The United States Embassy in Israel released a statement Monday alerting U.S. citizens of "heightened tension" in the region, which may "result in security risks to U.S. citizens abroad."
Though the statement makes no specific mention of the reason for this "tension," it comes only days after the U.S. carried out a strike that killed top Iranian general Qassem Soleimani on Friday. Tehran has vowed "crushing revenge" for the killing, saying that the assassination will double motivation to retaliate against the U.S. and Israel.
"Out of an abundance of caution, the embassy strongly encourages U.S. citizens to remain vigilant and take appropriate steps to increase their security awareness, as security incidents, including rocket fire, often take place without warning," read the statement.
The U.S. Embassy then goes on to explain in detail steps to take in case of rocket alerts, and reassures its citizens that they "will continue to review the security situation and will provide additional information as needed."
The embassy encouraged its citizens to "avoid all demonstrations, monitor local media, and follow the instructions of local authorities" among other measures for safety.
Following the attack, the U.S. Embassy in Baghdad urged all citizens to depart Iraq immediately. And U.S. citizens working for foreign oil companies in the southern Iraqi oil city of Basra were leaving the country on Friday, the Oil Ministry said.
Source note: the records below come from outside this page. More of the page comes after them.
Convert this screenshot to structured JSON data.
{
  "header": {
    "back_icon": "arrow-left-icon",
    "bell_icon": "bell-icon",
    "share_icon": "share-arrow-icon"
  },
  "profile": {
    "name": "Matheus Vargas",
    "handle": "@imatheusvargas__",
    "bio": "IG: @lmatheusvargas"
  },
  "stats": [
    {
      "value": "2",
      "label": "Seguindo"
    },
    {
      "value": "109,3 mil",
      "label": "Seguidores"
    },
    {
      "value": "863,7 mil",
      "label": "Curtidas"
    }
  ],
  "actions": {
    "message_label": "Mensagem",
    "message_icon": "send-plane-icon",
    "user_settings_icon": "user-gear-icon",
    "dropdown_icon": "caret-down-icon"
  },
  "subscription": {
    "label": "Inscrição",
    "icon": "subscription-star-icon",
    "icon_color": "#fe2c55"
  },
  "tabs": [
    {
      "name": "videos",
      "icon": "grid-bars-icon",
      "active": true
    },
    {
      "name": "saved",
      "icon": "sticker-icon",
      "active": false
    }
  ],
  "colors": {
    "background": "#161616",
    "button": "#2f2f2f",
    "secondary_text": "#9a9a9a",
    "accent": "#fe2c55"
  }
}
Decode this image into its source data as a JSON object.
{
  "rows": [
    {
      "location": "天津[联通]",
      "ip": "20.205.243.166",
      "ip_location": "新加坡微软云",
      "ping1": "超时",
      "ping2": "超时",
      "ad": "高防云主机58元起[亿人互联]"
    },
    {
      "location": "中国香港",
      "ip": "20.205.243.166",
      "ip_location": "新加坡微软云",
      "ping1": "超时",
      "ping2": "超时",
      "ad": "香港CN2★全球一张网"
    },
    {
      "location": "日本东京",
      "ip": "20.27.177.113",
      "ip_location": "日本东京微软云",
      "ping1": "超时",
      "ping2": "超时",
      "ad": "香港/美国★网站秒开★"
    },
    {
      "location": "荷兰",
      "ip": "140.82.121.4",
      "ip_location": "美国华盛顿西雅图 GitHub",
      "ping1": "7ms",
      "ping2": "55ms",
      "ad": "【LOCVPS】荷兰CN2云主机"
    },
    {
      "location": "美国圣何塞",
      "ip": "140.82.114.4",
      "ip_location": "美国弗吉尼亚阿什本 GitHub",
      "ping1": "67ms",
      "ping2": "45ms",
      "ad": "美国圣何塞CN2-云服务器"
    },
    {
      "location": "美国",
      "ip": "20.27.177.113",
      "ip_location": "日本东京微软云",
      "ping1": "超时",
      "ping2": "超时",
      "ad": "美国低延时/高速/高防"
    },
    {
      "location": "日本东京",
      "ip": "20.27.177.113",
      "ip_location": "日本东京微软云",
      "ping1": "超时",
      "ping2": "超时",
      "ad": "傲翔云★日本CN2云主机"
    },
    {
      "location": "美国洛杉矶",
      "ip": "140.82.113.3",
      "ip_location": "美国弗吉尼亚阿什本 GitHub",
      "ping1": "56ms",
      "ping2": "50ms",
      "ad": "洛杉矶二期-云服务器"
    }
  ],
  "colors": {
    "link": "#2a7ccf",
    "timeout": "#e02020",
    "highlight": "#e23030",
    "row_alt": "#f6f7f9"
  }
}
A series of rockets were launched and fell inside or near Baghdad's Green Zone, which houses government offices and foreign embassies, including the U.S. Embassy on Saturday. Another security official said three rockets fell outside an air base north of Baghdad were American contractors are normally present, as the region braced for Iran to fulfill its vows of revenge.
- Israelis hailing Trump for killing Soleimani forget the destructive consequences of past assassinations
- Iran's reach in the Middle East puts U.S. forces and Israel in striking range
- Iran's deadly reach: A look at how and where Tehran could retaliate for Trump's Soleimani killing
Reuters and the Associated Press contributed to this report.